> [Problem requirements]
Pictures stay out of the answer, but every line of the material must be restated exactly.

> [Data to process]
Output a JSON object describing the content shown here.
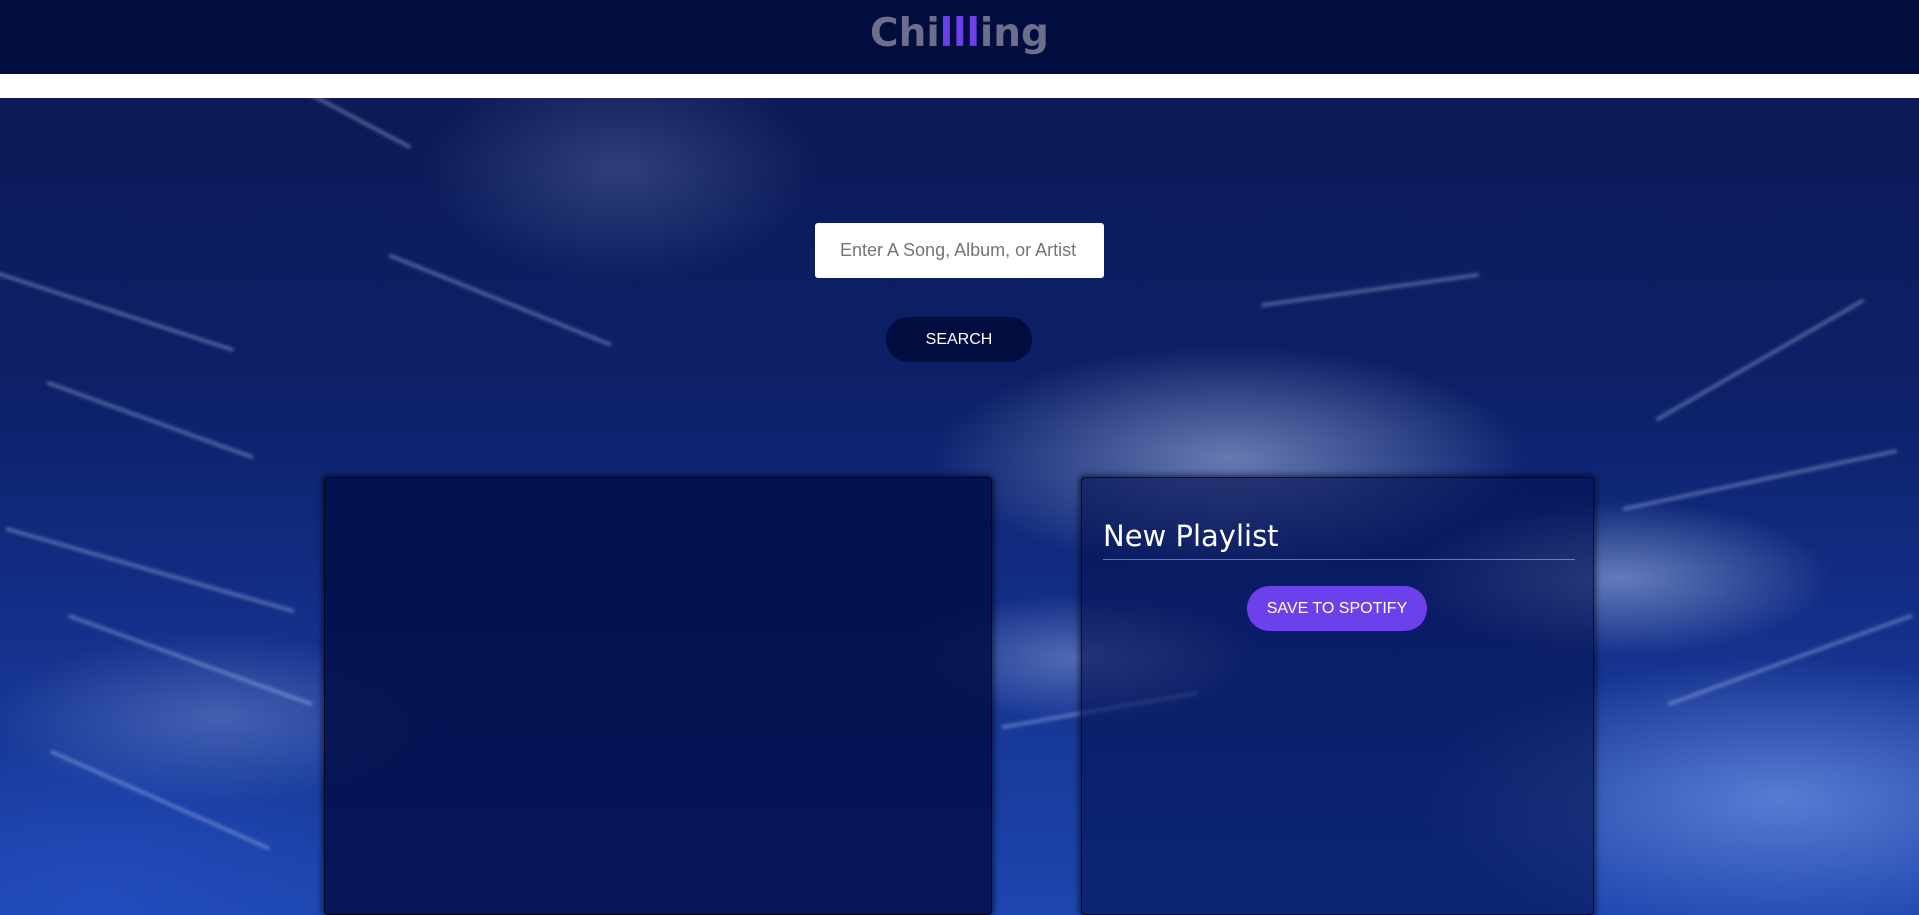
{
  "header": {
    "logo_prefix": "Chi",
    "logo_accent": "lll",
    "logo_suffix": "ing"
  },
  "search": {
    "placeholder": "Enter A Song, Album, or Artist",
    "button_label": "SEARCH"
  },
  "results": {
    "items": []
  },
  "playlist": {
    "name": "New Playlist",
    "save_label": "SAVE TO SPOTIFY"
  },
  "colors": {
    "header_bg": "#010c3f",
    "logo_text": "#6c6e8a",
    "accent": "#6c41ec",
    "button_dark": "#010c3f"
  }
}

> [Solution to this problem]
Output a JSON object describing the content shown here.
{
  "header": {
    "logo_prefix": "Chi",
    "logo_accent": "lll",
    "logo_suffix": "ing"
  },
  "search": {
    "placeholder": "Enter A Song, Album, or Artist",
    "button_label": "SEARCH"
  },
  "results": {
    "items": []
  },
  "playlist": {
    "name": "New Playlist",
    "save_label": "SAVE TO SPOTIFY"
  },
  "colors": {
    "header_bg": "#010c3f",
    "logo_text": "#6c6e8a",
    "accent": "#6c41ec",
    "button_dark": "#010c3f"
  }
}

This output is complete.